▶ _Interface dataset entries_:
=== Begin Enclosure ===
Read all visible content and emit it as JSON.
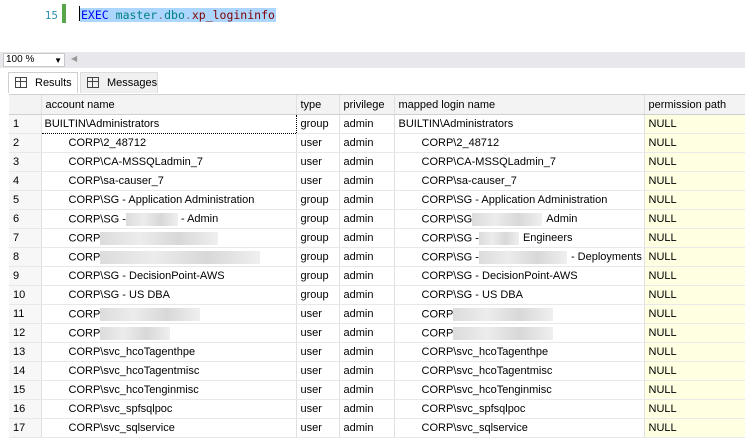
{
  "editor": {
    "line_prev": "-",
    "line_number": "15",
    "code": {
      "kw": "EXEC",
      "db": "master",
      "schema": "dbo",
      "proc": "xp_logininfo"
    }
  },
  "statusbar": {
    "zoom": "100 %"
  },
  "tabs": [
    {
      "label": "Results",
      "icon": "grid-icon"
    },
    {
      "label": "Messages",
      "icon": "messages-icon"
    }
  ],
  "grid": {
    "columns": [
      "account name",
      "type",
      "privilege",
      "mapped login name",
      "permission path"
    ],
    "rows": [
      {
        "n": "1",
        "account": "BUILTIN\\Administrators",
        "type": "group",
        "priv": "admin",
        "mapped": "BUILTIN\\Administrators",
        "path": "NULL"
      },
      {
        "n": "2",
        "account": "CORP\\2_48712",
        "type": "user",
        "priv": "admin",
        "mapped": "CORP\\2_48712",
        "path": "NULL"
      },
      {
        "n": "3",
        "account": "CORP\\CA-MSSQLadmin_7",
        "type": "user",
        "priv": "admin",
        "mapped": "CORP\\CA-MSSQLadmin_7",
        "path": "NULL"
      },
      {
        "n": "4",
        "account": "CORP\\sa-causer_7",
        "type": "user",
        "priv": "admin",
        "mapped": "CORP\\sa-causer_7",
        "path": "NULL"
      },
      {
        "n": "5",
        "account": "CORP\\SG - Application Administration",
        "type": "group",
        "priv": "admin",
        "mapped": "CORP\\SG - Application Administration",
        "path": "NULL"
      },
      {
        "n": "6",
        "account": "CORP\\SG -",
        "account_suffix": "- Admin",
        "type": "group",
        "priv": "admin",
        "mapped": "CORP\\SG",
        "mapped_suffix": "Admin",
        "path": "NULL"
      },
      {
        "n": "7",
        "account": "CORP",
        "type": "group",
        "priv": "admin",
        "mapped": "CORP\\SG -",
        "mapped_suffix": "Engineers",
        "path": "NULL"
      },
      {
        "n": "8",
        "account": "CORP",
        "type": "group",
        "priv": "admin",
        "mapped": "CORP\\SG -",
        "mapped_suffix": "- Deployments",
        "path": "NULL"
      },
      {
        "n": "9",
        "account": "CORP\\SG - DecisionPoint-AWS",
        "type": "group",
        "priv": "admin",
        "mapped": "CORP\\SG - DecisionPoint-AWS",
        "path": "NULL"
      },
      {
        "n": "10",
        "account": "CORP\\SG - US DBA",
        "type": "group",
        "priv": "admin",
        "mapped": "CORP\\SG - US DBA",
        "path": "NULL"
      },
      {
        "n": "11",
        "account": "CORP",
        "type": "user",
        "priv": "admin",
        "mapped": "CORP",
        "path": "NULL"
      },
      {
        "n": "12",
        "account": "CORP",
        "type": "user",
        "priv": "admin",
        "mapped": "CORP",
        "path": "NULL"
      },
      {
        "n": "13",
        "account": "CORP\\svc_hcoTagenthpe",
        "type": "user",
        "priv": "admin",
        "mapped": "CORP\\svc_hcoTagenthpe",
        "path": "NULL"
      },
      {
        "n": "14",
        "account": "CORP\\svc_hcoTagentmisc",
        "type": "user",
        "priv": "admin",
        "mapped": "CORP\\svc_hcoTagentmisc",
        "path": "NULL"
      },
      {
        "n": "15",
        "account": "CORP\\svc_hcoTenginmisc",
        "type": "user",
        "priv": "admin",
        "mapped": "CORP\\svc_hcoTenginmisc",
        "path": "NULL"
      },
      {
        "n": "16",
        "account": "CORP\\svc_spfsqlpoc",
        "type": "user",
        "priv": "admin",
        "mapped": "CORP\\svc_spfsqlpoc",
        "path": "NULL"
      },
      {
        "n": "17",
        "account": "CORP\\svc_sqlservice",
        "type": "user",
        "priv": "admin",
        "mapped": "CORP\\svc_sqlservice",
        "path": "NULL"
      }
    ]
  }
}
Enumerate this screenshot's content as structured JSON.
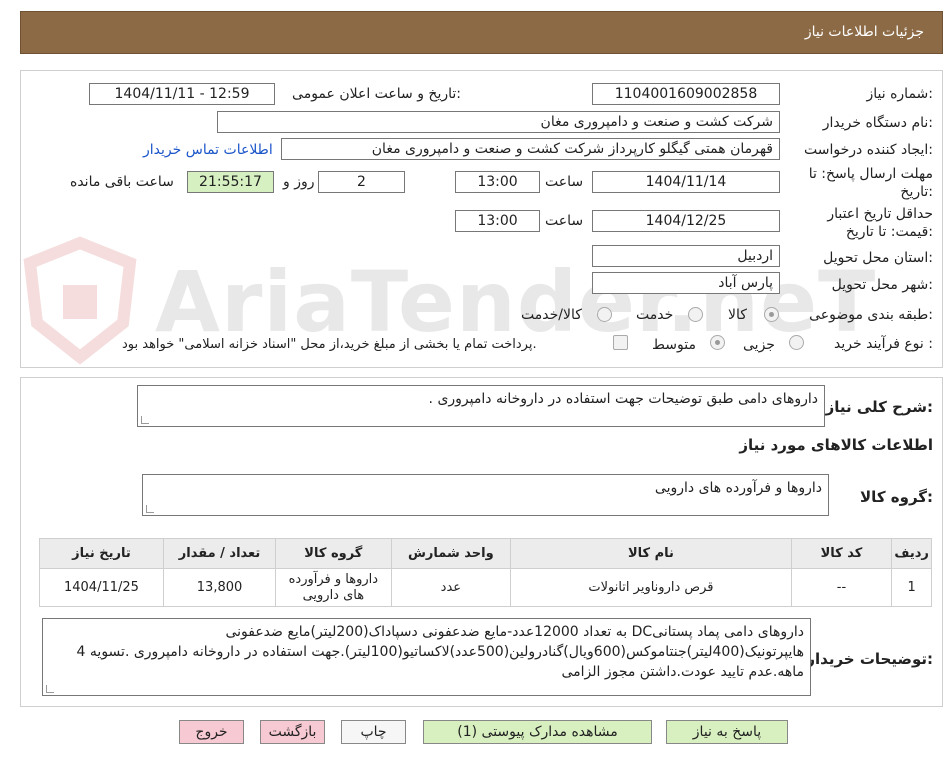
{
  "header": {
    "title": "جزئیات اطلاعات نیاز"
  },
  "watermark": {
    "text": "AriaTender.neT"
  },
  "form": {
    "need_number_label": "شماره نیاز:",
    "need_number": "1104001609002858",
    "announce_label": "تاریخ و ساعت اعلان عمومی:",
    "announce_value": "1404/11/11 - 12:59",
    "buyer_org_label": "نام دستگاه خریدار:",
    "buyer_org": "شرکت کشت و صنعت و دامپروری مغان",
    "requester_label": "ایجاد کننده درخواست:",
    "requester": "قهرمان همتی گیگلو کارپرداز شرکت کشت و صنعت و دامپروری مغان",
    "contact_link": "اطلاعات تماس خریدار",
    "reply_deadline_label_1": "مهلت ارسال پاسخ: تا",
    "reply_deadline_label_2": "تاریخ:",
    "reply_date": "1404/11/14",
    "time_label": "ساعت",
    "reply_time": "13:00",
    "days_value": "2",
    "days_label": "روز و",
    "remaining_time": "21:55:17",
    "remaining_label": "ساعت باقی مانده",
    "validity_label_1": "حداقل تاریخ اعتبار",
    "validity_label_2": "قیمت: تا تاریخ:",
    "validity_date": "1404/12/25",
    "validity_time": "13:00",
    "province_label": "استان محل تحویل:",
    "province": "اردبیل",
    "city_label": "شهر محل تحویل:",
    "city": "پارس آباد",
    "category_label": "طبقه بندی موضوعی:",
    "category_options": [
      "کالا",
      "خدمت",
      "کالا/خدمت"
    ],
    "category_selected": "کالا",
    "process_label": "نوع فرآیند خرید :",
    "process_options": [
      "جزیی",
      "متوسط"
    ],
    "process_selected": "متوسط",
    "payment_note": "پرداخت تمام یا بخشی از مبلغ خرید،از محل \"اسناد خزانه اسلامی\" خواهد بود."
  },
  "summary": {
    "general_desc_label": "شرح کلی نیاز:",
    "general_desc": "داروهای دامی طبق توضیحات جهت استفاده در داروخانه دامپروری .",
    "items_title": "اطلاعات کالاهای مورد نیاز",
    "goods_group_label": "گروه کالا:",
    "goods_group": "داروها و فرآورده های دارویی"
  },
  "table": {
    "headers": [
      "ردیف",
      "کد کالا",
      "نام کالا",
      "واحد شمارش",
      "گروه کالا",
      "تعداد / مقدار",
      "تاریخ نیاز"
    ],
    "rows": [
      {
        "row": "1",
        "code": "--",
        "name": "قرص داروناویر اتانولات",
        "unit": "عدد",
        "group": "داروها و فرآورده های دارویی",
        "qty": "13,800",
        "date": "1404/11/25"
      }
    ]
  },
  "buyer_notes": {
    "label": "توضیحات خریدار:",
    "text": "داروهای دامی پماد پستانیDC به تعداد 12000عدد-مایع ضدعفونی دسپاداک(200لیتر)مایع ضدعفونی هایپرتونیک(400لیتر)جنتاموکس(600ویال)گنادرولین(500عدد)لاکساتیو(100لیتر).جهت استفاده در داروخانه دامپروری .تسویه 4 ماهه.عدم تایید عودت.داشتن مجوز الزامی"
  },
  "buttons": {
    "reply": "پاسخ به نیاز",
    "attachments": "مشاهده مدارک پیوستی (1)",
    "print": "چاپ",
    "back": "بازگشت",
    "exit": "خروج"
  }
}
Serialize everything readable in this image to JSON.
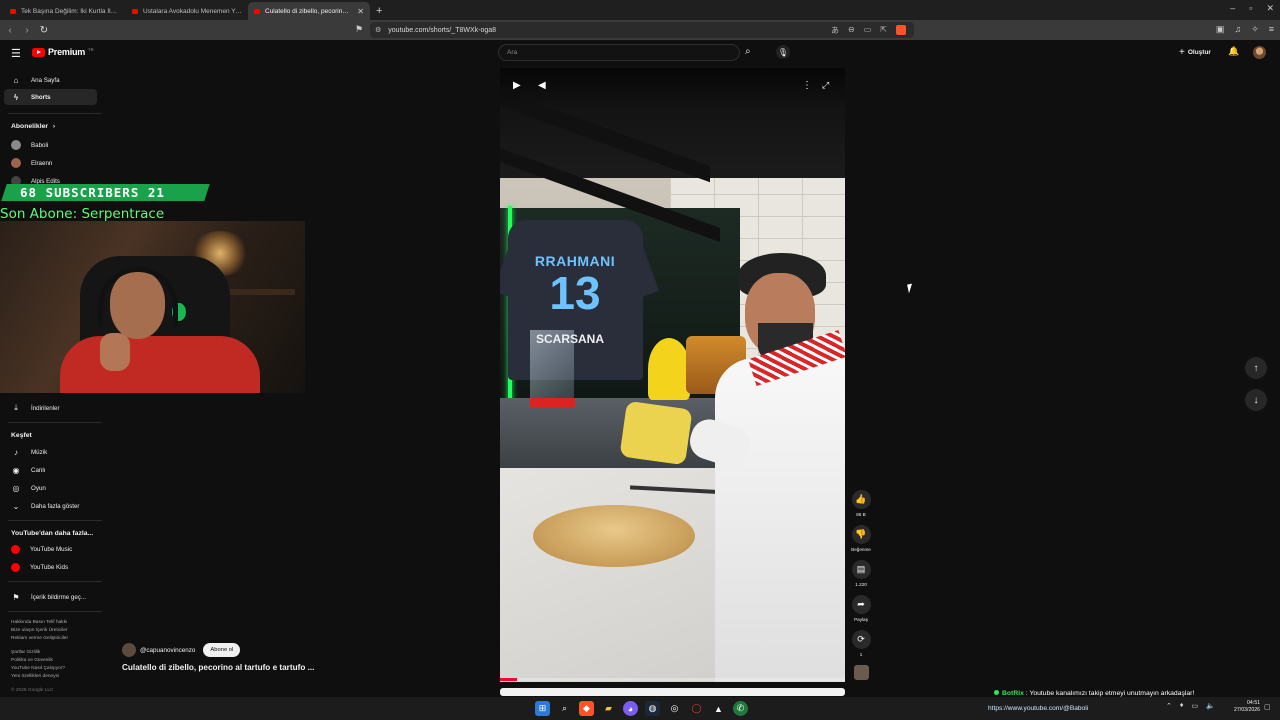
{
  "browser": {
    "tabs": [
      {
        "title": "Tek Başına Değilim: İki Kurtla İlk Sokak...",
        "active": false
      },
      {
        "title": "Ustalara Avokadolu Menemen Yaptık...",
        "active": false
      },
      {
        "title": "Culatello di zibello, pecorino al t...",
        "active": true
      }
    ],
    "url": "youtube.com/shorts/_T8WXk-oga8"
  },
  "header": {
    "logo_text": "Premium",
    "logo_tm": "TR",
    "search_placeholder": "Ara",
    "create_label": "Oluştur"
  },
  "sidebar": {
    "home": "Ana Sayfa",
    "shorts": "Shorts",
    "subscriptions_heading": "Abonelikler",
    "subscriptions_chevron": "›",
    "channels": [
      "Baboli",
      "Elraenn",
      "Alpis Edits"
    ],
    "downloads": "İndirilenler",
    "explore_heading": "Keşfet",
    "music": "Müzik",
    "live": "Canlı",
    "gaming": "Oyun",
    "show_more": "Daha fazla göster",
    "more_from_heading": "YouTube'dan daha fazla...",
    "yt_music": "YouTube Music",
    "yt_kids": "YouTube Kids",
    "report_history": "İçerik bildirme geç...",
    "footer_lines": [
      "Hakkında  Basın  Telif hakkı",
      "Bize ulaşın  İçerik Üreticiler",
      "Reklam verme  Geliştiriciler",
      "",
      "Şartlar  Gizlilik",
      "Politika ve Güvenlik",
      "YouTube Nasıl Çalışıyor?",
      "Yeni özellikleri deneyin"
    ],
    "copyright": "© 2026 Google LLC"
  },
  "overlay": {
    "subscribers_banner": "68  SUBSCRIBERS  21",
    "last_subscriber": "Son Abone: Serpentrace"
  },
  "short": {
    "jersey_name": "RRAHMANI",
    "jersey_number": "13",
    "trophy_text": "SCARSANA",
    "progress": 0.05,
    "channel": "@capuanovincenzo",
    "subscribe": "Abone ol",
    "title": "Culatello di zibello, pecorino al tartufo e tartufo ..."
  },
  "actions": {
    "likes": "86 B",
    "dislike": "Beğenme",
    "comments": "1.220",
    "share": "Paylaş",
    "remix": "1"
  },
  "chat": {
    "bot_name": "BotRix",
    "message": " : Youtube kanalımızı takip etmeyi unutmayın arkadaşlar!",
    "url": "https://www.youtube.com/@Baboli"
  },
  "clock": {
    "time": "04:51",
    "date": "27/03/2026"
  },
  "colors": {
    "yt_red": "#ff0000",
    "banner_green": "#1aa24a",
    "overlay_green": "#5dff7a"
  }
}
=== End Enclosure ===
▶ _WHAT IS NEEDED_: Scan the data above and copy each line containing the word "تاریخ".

▶ _EXERCISE ANSWER_:
    "announce_label": "تاریخ و ساعت اعلان عمومی:",
    "reply_deadline_label_2": "تاریخ:",
    "validity_label_1": "حداقل تاریخ اعتبار",
    "validity_label_2": "قیمت: تا تاریخ:",
      "تاریخ نیاز"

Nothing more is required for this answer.